In a presentation to the Collier Building Industry Association recently, land broker Ross McIntosh drew gasps when he showed a slide with this headline: Our Incredible Shrinking Universe.
In 2008, the slide showed, there were 252 builders in Lee and Collier counties. This year, the count is 108.
But as bad as the last five years have been for residential builders and developers, Collier appears to be poised for a recovery. McIntosh's conclusion: “My impression is the worst is behind us,” he says.
McIntosh points to several reasons for optimism:
• The top 10 builders in the area have pulled twice as many single-family building permits so far this year compared with all of 2010.
• Private-equity firms such as Angelo Gordon and Mount Kellett Capital Management have invested millions of dollars buying existing developments at a discount.
• Cameratta Development recently sold community development district debt for a new residential community.
• Upscale homebuilder Toll Brothers is planning a new residential development.
“Suddenly, there are development deals,” says McIntosh. “We haven't seen a project started from scratch in five years.”
The spread between buyers and sellers of residential land has narrowed, McIntosh says. In particular, banks are now better equipped to deal with land they've acquired in foreclosure with their newly formed special-assets divisions. “Now there's a method,” says McIntosh.
Naples-based Stock Development is among the pioneers of this new wave of development with two new projects in Naples on land the company acquired from banks that foreclosed. Others include large publicly traded homebuilders such as Lennar, which is acquiring the failed Treviso Bay development in east Naples after Wachovia foreclosed on the property.
Most of the land deals so far have been financed by private equity, but McIntosh pointed to the reemergence of community development district debt as a positive sign. With this kind of financing, a developer sells bonds to investors to pay for roads, sewers and other infrastructure. But the collapse of the residential real estate business also resulted in substantial investor losses, and this form of financing has been nonexistent until now. “The documents are written differently now,” says McIntosh. “The disclosures are in larger print.”
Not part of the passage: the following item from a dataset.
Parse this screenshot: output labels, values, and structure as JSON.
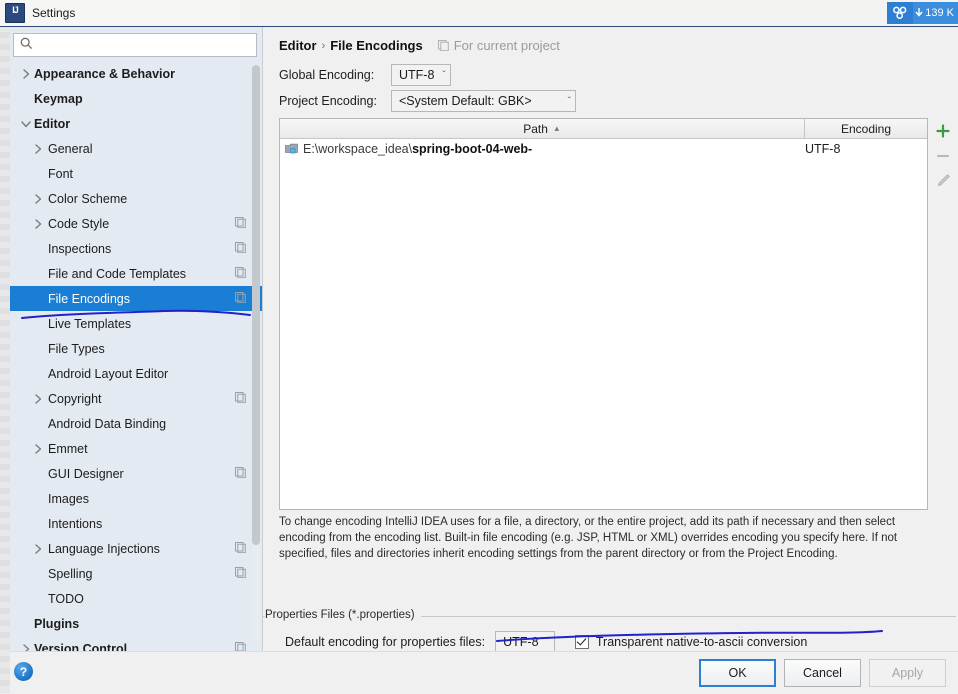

McIntosh cited data from market tracking firm Metrostudy that indicates there is only a two months' supply of finished vacant homes in the Lee and Collier areas. “We need to build some lots,” he says. “One builder has told me they're able to raise prices.”
McIntosh isn't overly concerned about foreclosures. “It's no longer the assault that is used to be,” he says. Banks are managing foreclosures better, making deals with borrowers where it makes sense and expediting short sales.